As to what that disaster looked like, here’s one great resource, by way of the Los Angeles Times: “From the Archives: The 1928 St. Francis Dam collapse.”

The magnitude of the tragedy is a little hard to grasp standing at the dam site. There are some monumental heaps of rubble. If you look around, you can see evidence that the piles of broken concrete were part of something bigger.

But nature is reclaiming the site. A cool wind blew up through the cottonwoods and maples that have taken over the streambed where the calamity began. San Francisquito Creek sounded fresh and alive.

One note: It’s a little odd that there’s no official recognition of the site beyond a state historical marker about a mile and a half away — at the powerhouse that was destroyed in the 1928 torrent. This is a place — apparently national forest land — that deserves to be remembered and interpreted.

‘Individual Acts of Hospitality Are Not the Answer’

I think a lot about homelessness, about what it represents in our society, about our responses to it collectively and individually, about the many encounters — with a man named Charles, instance, and with Eric, and with Perry — with the destitute and down and out I’ve had over the years. And about the meaning of personal gestures.

The New York Times just published excerpts of the prison letters of Nelson Mandela. One, to his son Makgatho, talked about effective responses to poverty:

I have been reminiscing a great deal … Those were the days when you lived a happy life free of problems and fenced from all hardships and insecurity by parental love. You did not work, grub was galore, clothing was plentiful and you slept good. But some of your playmates those days roamed around completely naked and dirty because their parents were too poor to dress them and to keep them clean.

Often you brought them home and gave them food. Sometimes you went away with double the amount of swimming fees to help a needy friend. Perhaps then you acted purely out of a child’s affection for a friend, and not because you had become consciously aware of the extremes of wealth and poverty that characterized our social life. …

It’s a good thing to help a friend whenever you can; but individual acts of hospitality are not the answer. …

This is not a problem that can be handled by individual acts of hospitality. The man who attempted to use his own possessions to help all the needy would be permanently ruined and in due course himself live on alms. Experience shows that this problem can be effectively tackled only by a disciplined body of persons, who are inspired by the same ideas and united in a common cause.

Naming the Golden Gate

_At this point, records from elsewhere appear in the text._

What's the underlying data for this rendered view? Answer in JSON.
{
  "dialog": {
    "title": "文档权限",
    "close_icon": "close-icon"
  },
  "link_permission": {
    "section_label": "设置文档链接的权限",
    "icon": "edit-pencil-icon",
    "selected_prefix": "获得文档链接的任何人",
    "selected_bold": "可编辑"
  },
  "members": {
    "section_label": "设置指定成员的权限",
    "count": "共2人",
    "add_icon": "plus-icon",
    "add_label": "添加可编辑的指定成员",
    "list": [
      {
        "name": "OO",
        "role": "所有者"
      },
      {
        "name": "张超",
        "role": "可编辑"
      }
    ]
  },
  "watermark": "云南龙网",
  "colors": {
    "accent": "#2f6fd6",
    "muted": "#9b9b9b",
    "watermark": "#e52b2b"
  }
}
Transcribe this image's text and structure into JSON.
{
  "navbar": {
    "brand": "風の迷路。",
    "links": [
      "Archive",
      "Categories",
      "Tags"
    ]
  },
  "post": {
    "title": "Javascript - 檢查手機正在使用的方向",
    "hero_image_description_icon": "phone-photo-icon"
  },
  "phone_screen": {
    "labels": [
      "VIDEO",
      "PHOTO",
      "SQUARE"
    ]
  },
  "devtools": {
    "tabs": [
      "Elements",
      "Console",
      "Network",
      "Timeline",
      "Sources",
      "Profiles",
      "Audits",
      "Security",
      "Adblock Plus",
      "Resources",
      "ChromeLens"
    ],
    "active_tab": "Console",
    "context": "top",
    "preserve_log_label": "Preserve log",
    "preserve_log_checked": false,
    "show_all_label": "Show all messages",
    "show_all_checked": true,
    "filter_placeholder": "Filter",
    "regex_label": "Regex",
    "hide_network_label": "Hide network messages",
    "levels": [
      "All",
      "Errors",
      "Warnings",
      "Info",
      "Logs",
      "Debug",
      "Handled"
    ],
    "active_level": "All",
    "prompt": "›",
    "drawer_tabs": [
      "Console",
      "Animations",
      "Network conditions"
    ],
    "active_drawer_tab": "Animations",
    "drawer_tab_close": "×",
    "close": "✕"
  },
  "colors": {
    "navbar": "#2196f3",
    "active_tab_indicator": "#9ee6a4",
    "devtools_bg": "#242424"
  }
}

Looking toward the Golden Gate, New Year’s Eve 2014.

From John Charles Fremont, “Geographical Memoir Upon Upper California,” 1848:

“The bay of San Francisco is separated from the sea by low mountain ranges. Looking from the peaks of the Sierra Nevada, the coast mountains present an apparently continuous line, with only a single gap, resembling a mountain pass. This is the entrance to the great bay, and is the only water communication from the coast to the interior country. Approaching from the sea, the coast presents a bold outline. On the south, the bordering mountains come down in a narrow ridge of broken hills, terminating in a precipitous point, against which the sea breaks heavily. On the northern side, the mountain presents a bold promontory, rising in a few miles to a height of two or three thousand feet [Mount Tamalpais, earlier called Table Mountain]. Between these points is the strait — about one mile broad, in the narrowest part, and five miles long from the sea to the bay. Passing through this gate,* the bay opens to the right and left, extending in each direction about 35 miles, having a total length of more than 70 and a coast of about 275 miles. It is divided by straits and projecting points into three separate bays, of which the northern two are called San Pablo and Suisun bays. …”

*Called Chrysopolae (Golden Gate) on the map, on the same principle that the harbor of Byzantium (Constantinople afterwards) was called Chrysoecras (golden horn). The form of the harbor, and its advantages for commerce (and that before it became an entrepôt of eastern commerce,) suggested the name to the Greek founders of Byzantium. The form of the entrance into the bay of San Francisco, and its advantages for commerce (Asiatic inclusive,) suggest the name which is given to this entrance.